When a bishop/cardinal writes a book (e.g. Cardinal Wuerhl’s “Seek First the Kingdom”, is an imprimatur required, and if so, who is the ecclesial authority for that imprimatur. If no imprimatur, does that mean doctrinal/moral error in the book is possible?
What does the law really say?
The Code for the Latin Church currently in force no longer uses the term “imprimatur.”
Canons 823-832 now speak of “approval” and “permission”. The Eastern Code retains “imprimatur” (can. 661), and states that it expresses “ecclesiastical permission.”
Our old friend canon 17 says that in the interpretation of laws that are doubtful we areto seek “parallel places”. We are therefore free to continue to speak of an “imprimatur” (which everyone understands).
So! An imprimatur is to be sought from either the local ordinary of the author, or the local ordinary of the place where the book is published.
Can. 134 tells us what we need to know about local ordinaries. Local ordinaries include the Roman Pontiff (whose ordinary jurisdiction extends everywhere and is therefore also local), the diocesan bishop (or administrator, or apostolic vicar, or apostolic prelate), the vicar general, and the episcopal vicars (for those areas entrusted to their vicarious vigilance). Not included are ordinaries who are superiors of religious institutes and societies of apostolic life (they are ordinaries, but not local ordinaries).
If the book is written by a local ordinary, it need not have an imprimatur. Since he has the authority to grant an imprimatur, it wouldn’t be logical for him to approve of his own work. “I’m Bishop Zuhlsdorf and approve this message.” I think not.

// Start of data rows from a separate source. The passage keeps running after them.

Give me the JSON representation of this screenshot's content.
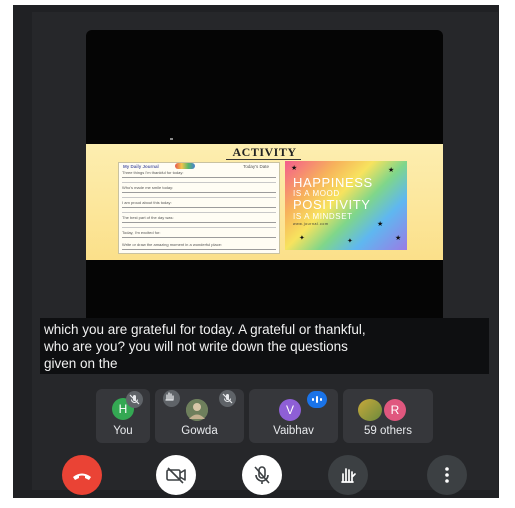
{
  "slide": {
    "title": "ACTIVITY",
    "journal": {
      "heading": "My Daily Journal",
      "date_label": "Today's Date",
      "prompts": [
        "Three things I'm thankful for today:",
        "Who's made me smile today:",
        "I am proud about this today:",
        "The best part of the day was:",
        "Today, I'm excited for:",
        "Write or draw the amazing moment in a wonderful place:"
      ]
    },
    "poster": {
      "line1": "HAPPINESS",
      "line2": "IS A MOOD",
      "line3": "POSITIVITY",
      "line4": "IS A MINDSET",
      "line5": "www.journal.com"
    }
  },
  "caption": {
    "line1": "which you are grateful for today. A grateful or thankful,",
    "line2": "who are you? you will not write down the questions",
    "line3": "given on the"
  },
  "participants": [
    {
      "name": "You",
      "initial": "H",
      "color": "#34a853"
    },
    {
      "name": "Gowda",
      "initial": "",
      "color": "#7a8a6a"
    },
    {
      "name": "Vaibhav",
      "initial": "V",
      "color": "#8e5fd6"
    },
    {
      "name": "59 others",
      "initial": "R",
      "color": "#e0577e"
    }
  ],
  "colors": {
    "end_call": "#ea4335",
    "control_bg": "#ffffff",
    "hand_control_bg": "#3c4043",
    "speaking_badge": "#1a73e8"
  }
}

In the case of a vicar general or episcopal vicar, it would be prudent (but not necessary) to seek approval from the diocesan bishop. Besides, any good author will ask someone to check over the work before publishing it. “Next, Monsignor Zuhlsdorf, let’s look at this chapter on the secret Vatican vampire assassins….”
Can. 830 speaks of the conference of bishops having a list of censors available (who knows if the USCCB has done so) and, of course, each bishop has the authority to appoint his own censors. Every diocese needs them.
That said, not every book requires ecclesiastical permission to be published.
Canons 825-827 go through the layers of authoritative works and the permission required. Sacred Scripture, of course, is the most important, and requires approval either from the Holy See or the conference of bishops.
Liturgical books and prayer books – for public or private prayer – require permission from the local ordinary. Catechisms, text books for the sacred sciences destined for use in elementary, middle, high schools, and colleges and universities must have ecclesiastical approval before publication and use as works “on which instruction is based.” Books dealing with catechetical instruction or the sacred sciences that are not intended to be used as text books need not have approval, though approval is recommended.
Finally, books dealing with religion or morals that lack permission may not be exhibited, sold, or distributed in churches or oratories, unless there is specific permission to do so. Pastors of souls ought to go through their parish book rack thoroughly and eliminate anything that lacks ecclesiastical approval.
This is the pastor’s job, by the way. No one should appoint herself to do this.
Just the other day, in New York at Holy Innocents, a zealous kookburger had left kooky photocopied literature in a mound on one of the tables in the back of the church. There were some pretty crazy things therein, I can tell you. One of the layman active around the place removed it… BUT… he confirmed that he had the knowledge and consent of the pastor.
If you see something, say something. Don’t just trashcan it… unless it is the National Schismatic Reporter or The Tablet (aka The Bitter Pill). Those are special cases requiring special treatment.